- [Task to complete] Please repeat every record exactly, leaving out any pictures.

- [Dataset extract]
========

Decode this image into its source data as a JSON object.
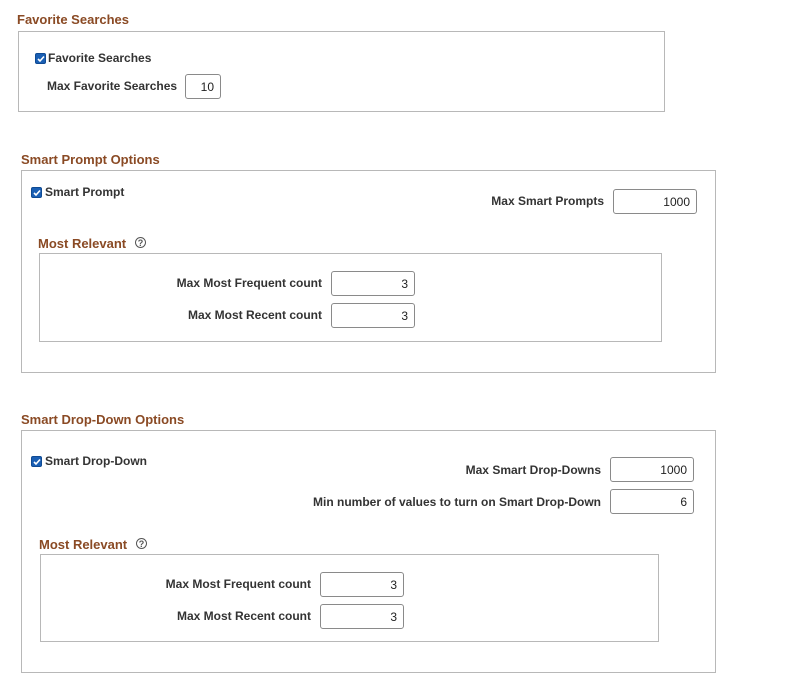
{
  "favorite_searches": {
    "title": "Favorite Searches",
    "checkbox_label": "Favorite Searches",
    "checked": true,
    "max_label": "Max Favorite Searches",
    "max_value": "10"
  },
  "smart_prompt": {
    "title": "Smart Prompt Options",
    "checkbox_label": "Smart Prompt",
    "checked": true,
    "max_label": "Max Smart Prompts",
    "max_value": "1000",
    "most_relevant": {
      "title": "Most Relevant",
      "frequent_label": "Max Most Frequent count",
      "frequent_value": "3",
      "recent_label": "Max Most Recent count",
      "recent_value": "3"
    }
  },
  "smart_dropdown": {
    "title": "Smart Drop-Down Options",
    "checkbox_label": "Smart Drop-Down",
    "checked": true,
    "max_label": "Max Smart Drop-Downs",
    "max_value": "1000",
    "min_label": "Min number of values to turn on Smart Drop-Down",
    "min_value": "6",
    "most_relevant": {
      "title": "Most Relevant",
      "frequent_label": "Max Most Frequent count",
      "frequent_value": "3",
      "recent_label": "Max Most Recent count",
      "recent_value": "3"
    }
  },
  "icons": {
    "checkbox": "checkmark-icon",
    "help": "question-circle-icon"
  },
  "colors": {
    "section_title": "#8a4a24",
    "checkbox": "#1a5fb4",
    "border": "#b8b8b8"
  }
}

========

- [Task answer]
Decode this image into its source data as a JSON object.
{
  "favorite_searches": {
    "title": "Favorite Searches",
    "checkbox_label": "Favorite Searches",
    "checked": true,
    "max_label": "Max Favorite Searches",
    "max_value": "10"
  },
  "smart_prompt": {
    "title": "Smart Prompt Options",
    "checkbox_label": "Smart Prompt",
    "checked": true,
    "max_label": "Max Smart Prompts",
    "max_value": "1000",
    "most_relevant": {
      "title": "Most Relevant",
      "frequent_label": "Max Most Frequent count",
      "frequent_value": "3",
      "recent_label": "Max Most Recent count",
      "recent_value": "3"
    }
  },
  "smart_dropdown": {
    "title": "Smart Drop-Down Options",
    "checkbox_label": "Smart Drop-Down",
    "checked": true,
    "max_label": "Max Smart Drop-Downs",
    "max_value": "1000",
    "min_label": "Min number of values to turn on Smart Drop-Down",
    "min_value": "6",
    "most_relevant": {
      "title": "Most Relevant",
      "frequent_label": "Max Most Frequent count",
      "frequent_value": "3",
      "recent_label": "Max Most Recent count",
      "recent_value": "3"
    }
  },
  "icons": {
    "checkbox": "checkmark-icon",
    "help": "question-circle-icon"
  },
  "colors": {
    "section_title": "#8a4a24",
    "checkbox": "#1a5fb4",
    "border": "#b8b8b8"
  }
}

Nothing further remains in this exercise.